=== The task ===
The answer is the data below, repeated exactly, with no pictures included.
((
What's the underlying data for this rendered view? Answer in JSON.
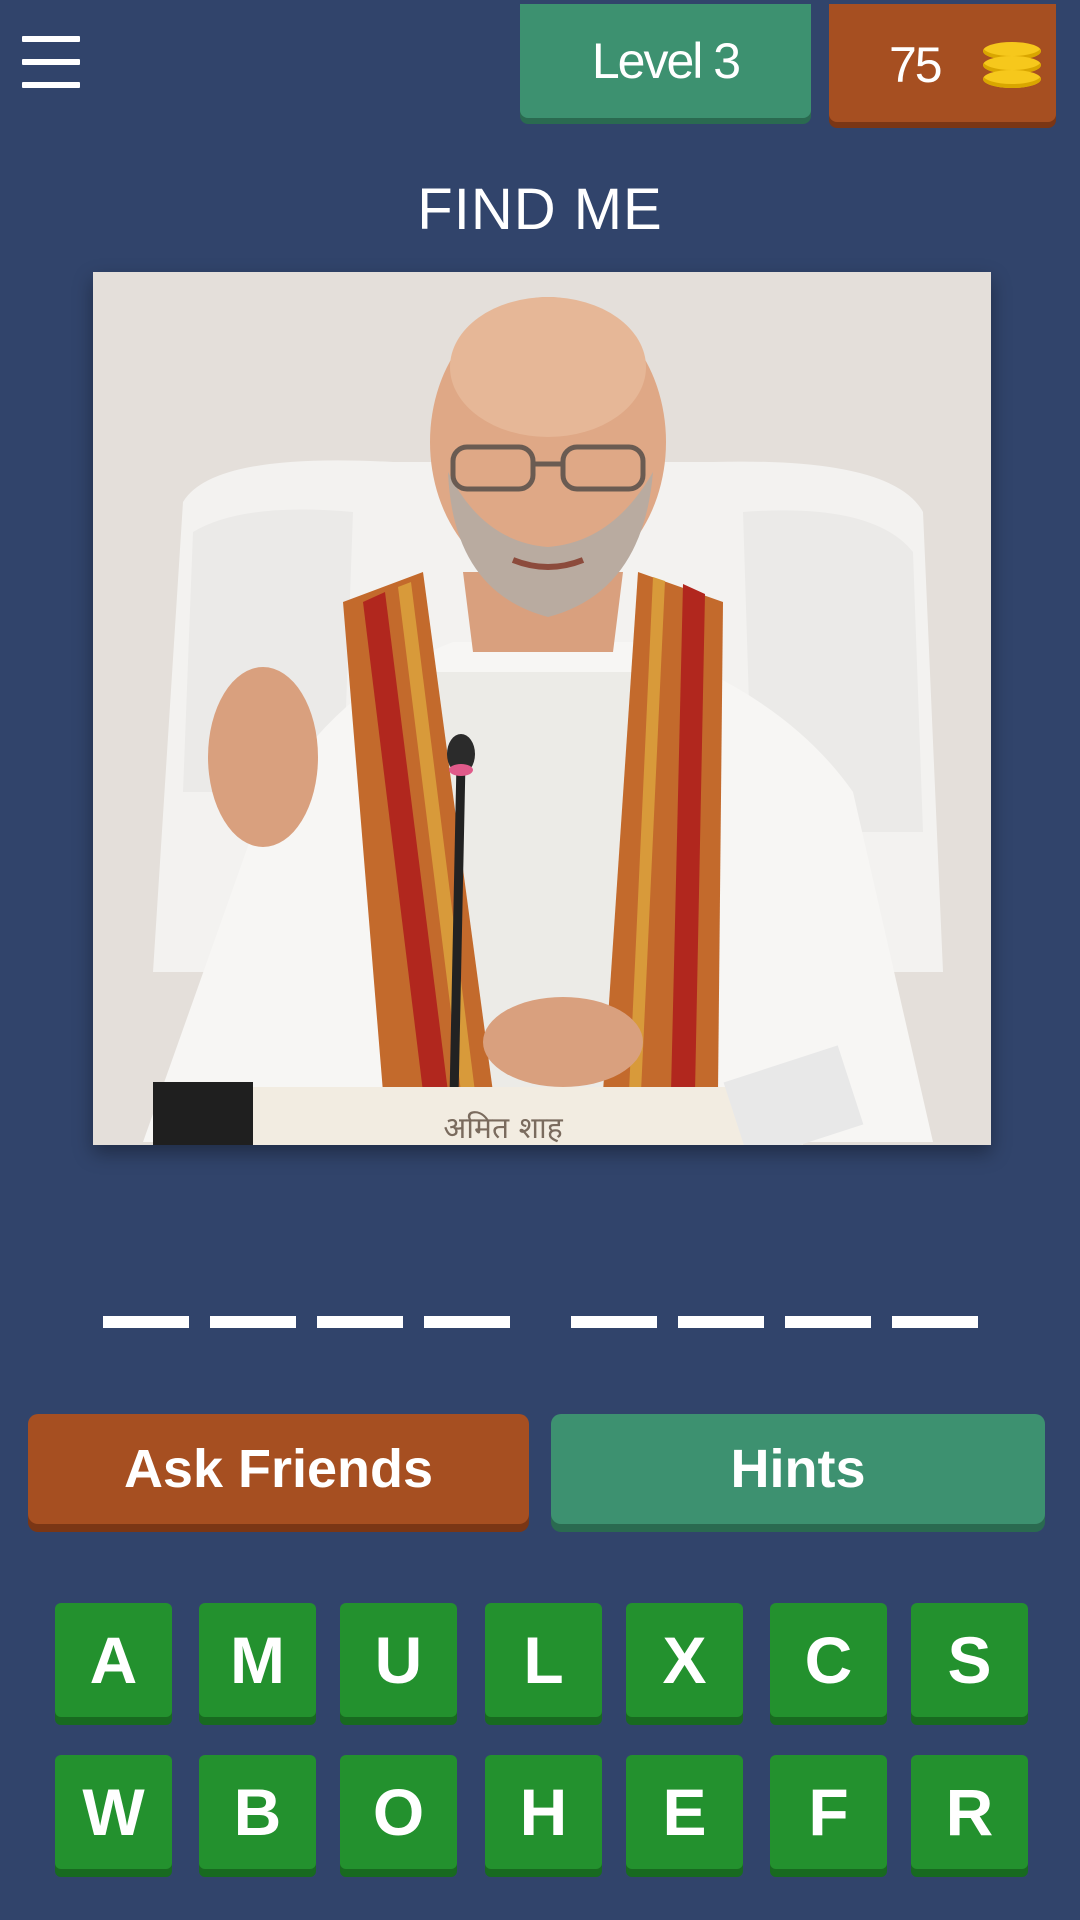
{
  "header": {
    "menu_icon": "hamburger-menu-icon",
    "level_label": "Level 3",
    "coins": "75",
    "coins_icon": "coin-stack-icon"
  },
  "title": "FIND ME",
  "photo": {
    "caption_text": "अमित शाह"
  },
  "answer": {
    "words": [
      4,
      4
    ]
  },
  "actions": {
    "ask_friends_label": "Ask Friends",
    "hints_label": "Hints"
  },
  "keyboard": {
    "rows": [
      [
        "A",
        "M",
        "U",
        "L",
        "X",
        "C",
        "S"
      ],
      [
        "W",
        "B",
        "O",
        "H",
        "E",
        "F",
        "R"
      ]
    ]
  },
  "colors": {
    "background": "#31446b",
    "green_button": "#3d9170",
    "orange_button": "#a64f21",
    "letter_key": "#23912e",
    "coin": "#f6c81c"
  }
}
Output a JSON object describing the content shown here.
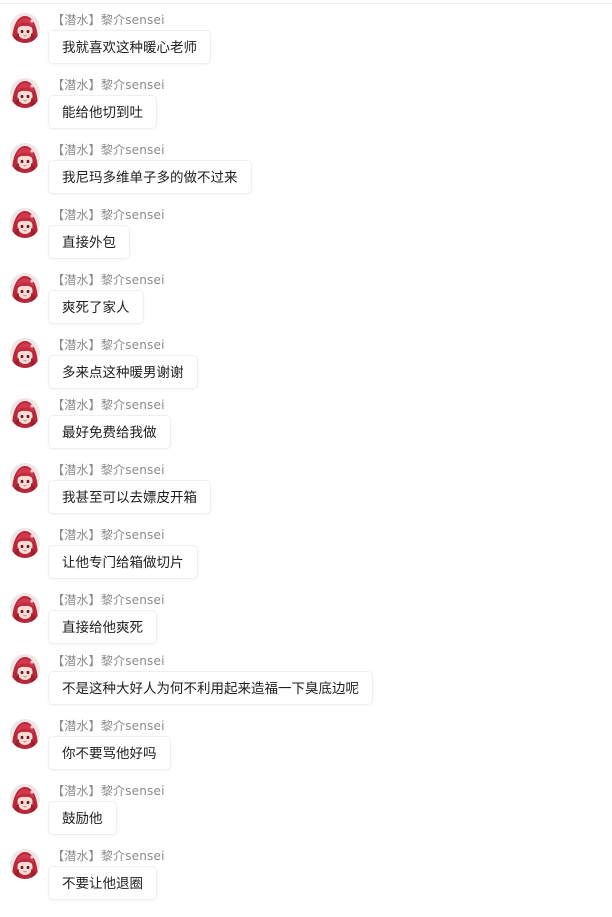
{
  "chat": {
    "messages": [
      {
        "sender_tag": "【潜水】",
        "sender_name": "黎介sensei",
        "text": "我就喜欢这种暖心老师"
      },
      {
        "sender_tag": "【潜水】",
        "sender_name": "黎介sensei",
        "text": "能给他切到吐"
      },
      {
        "sender_tag": "【潜水】",
        "sender_name": "黎介sensei",
        "text": "我尼玛多维单子多的做不过来"
      },
      {
        "sender_tag": "【潜水】",
        "sender_name": "黎介sensei",
        "text": "直接外包"
      },
      {
        "sender_tag": "【潜水】",
        "sender_name": "黎介sensei",
        "text": "爽死了家人"
      },
      {
        "sender_tag": "【潜水】",
        "sender_name": "黎介sensei",
        "text": "多来点这种暖男谢谢"
      },
      {
        "sender_tag": "【潜水】",
        "sender_name": "黎介sensei",
        "text": "最好免费给我做"
      },
      {
        "sender_tag": "【潜水】",
        "sender_name": "黎介sensei",
        "text": "我甚至可以去嫖皮开箱"
      },
      {
        "sender_tag": "【潜水】",
        "sender_name": "黎介sensei",
        "text": "让他专门给箱做切片"
      },
      {
        "sender_tag": "【潜水】",
        "sender_name": "黎介sensei",
        "text": "直接给他爽死"
      },
      {
        "sender_tag": "【潜水】",
        "sender_name": "黎介sensei",
        "text": "不是这种大好人为何不利用起来造福一下臭底边呢"
      },
      {
        "sender_tag": "【潜水】",
        "sender_name": "黎介sensei",
        "text": "你不要骂他好吗"
      },
      {
        "sender_tag": "【潜水】",
        "sender_name": "黎介sensei",
        "text": "鼓励他"
      },
      {
        "sender_tag": "【潜水】",
        "sender_name": "黎介sensei",
        "text": "不要让他退圈"
      }
    ]
  }
}
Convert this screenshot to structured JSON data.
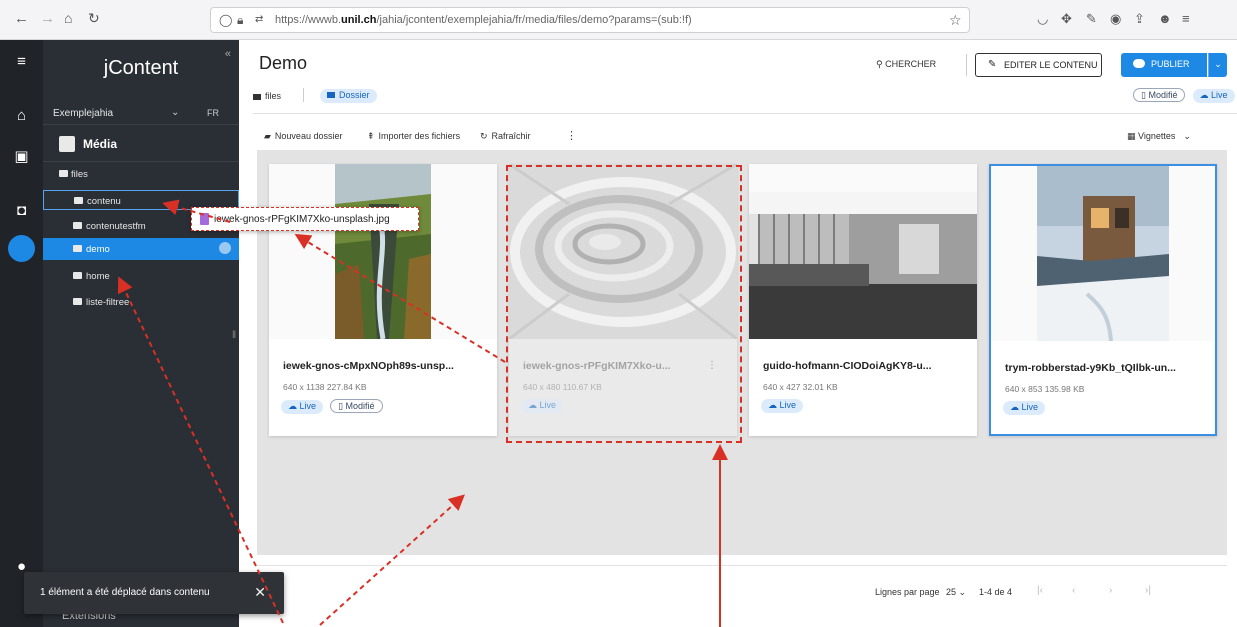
{
  "browser": {
    "url_prefix": "https://wwwb.",
    "url_domain": "unil.ch",
    "url_suffix": "/jahia/jcontent/exemplejahia/fr/media/files/demo?params=(sub:!f)"
  },
  "sidebar": {
    "brand": "jContent",
    "site": "Exemplejahia",
    "language": "FR",
    "section": "Média",
    "tree": [
      {
        "label": "files"
      },
      {
        "label": "contenu"
      },
      {
        "label": "contenutestfm"
      },
      {
        "label": "demo"
      },
      {
        "label": "home"
      },
      {
        "label": "liste-filtree"
      }
    ],
    "extensions": "Extensions"
  },
  "drag_ghost": {
    "filename": "iewek-gnos-rPFgKIM7Xko-unsplash.jpg"
  },
  "snackbar": {
    "message": "1 élément a été déplacé dans contenu"
  },
  "header": {
    "title": "Demo",
    "breadcrumb_files": "files",
    "breadcrumb_folder": "Dossier",
    "search": "CHERCHER",
    "edit": "EDITER LE CONTENU",
    "publish": "PUBLIER",
    "status_modified": "Modifié",
    "status_live": "Live"
  },
  "toolbar": {
    "new_folder": "Nouveau dossier",
    "upload": "Importer des fichiers",
    "refresh": "Rafraîchir",
    "view": "Vignettes"
  },
  "cards": [
    {
      "name": "iewek-gnos-cMpxNOph89s-unsp...",
      "dims": "640 x 1138",
      "size": "227.84 KB",
      "live": "Live",
      "modified": "Modifié"
    },
    {
      "name": "iewek-gnos-rPFgKIM7Xko-u...",
      "dims": "640 x 480",
      "size": "110.67 KB",
      "live": "Live"
    },
    {
      "name": "guido-hofmann-CIODoiAgKY8-u...",
      "dims": "640 x 427",
      "size": "32.01 KB",
      "live": "Live"
    },
    {
      "name": "trym-robberstad-y9Kb_tQIlbk-un...",
      "dims": "640 x 853",
      "size": "135.98 KB",
      "live": "Live"
    }
  ],
  "pagination": {
    "rows_label": "Lignes par page",
    "rows_value": "25",
    "range": "1-4 de 4"
  },
  "colors": {
    "accent": "#1e88e5",
    "rail": "#202428",
    "sidebar": "#2a2f35",
    "annotation": "#d93025"
  }
}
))
=== Written solution ===
What's the underlying data for this rendered view? Answer in JSON.
{
  "header": {
    "menu_icon": "hamburger-menu-icon",
    "level_label": "Level 3",
    "coins": "75",
    "coins_icon": "coin-stack-icon"
  },
  "title": "FIND ME",
  "photo": {
    "caption_text": "अमित शाह"
  },
  "answer": {
    "words": [
      4,
      4
    ]
  },
  "actions": {
    "ask_friends_label": "Ask Friends",
    "hints_label": "Hints"
  },
  "keyboard": {
    "rows": [
      [
        "A",
        "M",
        "U",
        "L",
        "X",
        "C",
        "S"
      ],
      [
        "W",
        "B",
        "O",
        "H",
        "E",
        "F",
        "R"
      ]
    ]
  },
  "colors": {
    "background": "#31446b",
    "green_button": "#3d9170",
    "orange_button": "#a64f21",
    "letter_key": "#23912e",
    "coin": "#f6c81c"
  }
}
Output a JSON object describing the content shown here.
{
  "chat": {
    "messages": [
      {
        "sender_tag": "【潜水】",
        "sender_name": "黎介sensei",
        "text": "我就喜欢这种暖心老师"
      },
      {
        "sender_tag": "【潜水】",
        "sender_name": "黎介sensei",
        "text": "能给他切到吐"
      },
      {
        "sender_tag": "【潜水】",
        "sender_name": "黎介sensei",
        "text": "我尼玛多维单子多的做不过来"
      },
      {
        "sender_tag": "【潜水】",
        "sender_name": "黎介sensei",
        "text": "直接外包"
      },
      {
        "sender_tag": "【潜水】",
        "sender_name": "黎介sensei",
        "text": "爽死了家人"
      },
      {
        "sender_tag": "【潜水】",
        "sender_name": "黎介sensei",
        "text": "多来点这种暖男谢谢"
      },
      {
        "sender_tag": "【潜水】",
        "sender_name": "黎介sensei",
        "text": "最好免费给我做"
      },
      {
        "sender_tag": "【潜水】",
        "sender_name": "黎介sensei",
        "text": "我甚至可以去嫖皮开箱"
      },
      {
        "sender_tag": "【潜水】",
        "sender_name": "黎介sensei",
        "text": "让他专门给箱做切片"
      },
      {
        "sender_tag": "【潜水】",
        "sender_name": "黎介sensei",
        "text": "直接给他爽死"
      },
      {
        "sender_tag": "【潜水】",
        "sender_name": "黎介sensei",
        "text": "不是这种大好人为何不利用起来造福一下臭底边呢"
      },
      {
        "sender_tag": "【潜水】",
        "sender_name": "黎介sensei",
        "text": "你不要骂他好吗"
      },
      {
        "sender_tag": "【潜水】",
        "sender_name": "黎介sensei",
        "text": "鼓励他"
      },
      {
        "sender_tag": "【潜水】",
        "sender_name": "黎介sensei",
        "text": "不要让他退圈"
      }
    ]
  }
}
Convert this screenshot to structured JSON data.
{
  "browser": {
    "url_prefix": "https://wwwb.",
    "url_domain": "unil.ch",
    "url_suffix": "/jahia/jcontent/exemplejahia/fr/media/files/demo?params=(sub:!f)"
  },
  "sidebar": {
    "brand": "jContent",
    "site": "Exemplejahia",
    "language": "FR",
    "section": "Média",
    "tree": [
      {
        "label": "files"
      },
      {
        "label": "contenu"
      },
      {
        "label": "contenutestfm"
      },
      {
        "label": "demo"
      },
      {
        "label": "home"
      },
      {
        "label": "liste-filtree"
      }
    ],
    "extensions": "Extensions"
  },
  "drag_ghost": {
    "filename": "iewek-gnos-rPFgKIM7Xko-unsplash.jpg"
  },
  "snackbar": {
    "message": "1 élément a été déplacé dans contenu"
  },
  "header": {
    "title": "Demo",
    "breadcrumb_files": "files",
    "breadcrumb_folder": "Dossier",
    "search": "CHERCHER",
    "edit": "EDITER LE CONTENU",
    "publish": "PUBLIER",
    "status_modified": "Modifié",
    "status_live": "Live"
  },
  "toolbar": {
    "new_folder": "Nouveau dossier",
    "upload": "Importer des fichiers",
    "refresh": "Rafraîchir",
    "view": "Vignettes"
  },
  "cards": [
    {
      "name": "iewek-gnos-cMpxNOph89s-unsp...",
      "dims": "640 x 1138",
      "size": "227.84 KB",
      "live": "Live",
      "modified": "Modifié"
    },
    {
      "name": "iewek-gnos-rPFgKIM7Xko-u...",
      "dims": "640 x 480",
      "size": "110.67 KB",
      "live": "Live"
    },
    {
      "name": "guido-hofmann-CIODoiAgKY8-u...",
      "dims": "640 x 427",
      "size": "32.01 KB",
      "live": "Live"
    },
    {
      "name": "trym-robberstad-y9Kb_tQIlbk-un...",
      "dims": "640 x 853",
      "size": "135.98 KB",
      "live": "Live"
    }
  ],
  "pagination": {
    "rows_label": "Lignes par page",
    "rows_value": "25",
    "range": "1-4 de 4"
  },
  "colors": {
    "accent": "#1e88e5",
    "rail": "#202428",
    "sidebar": "#2a2f35",
    "annotation": "#d93025"
  }
}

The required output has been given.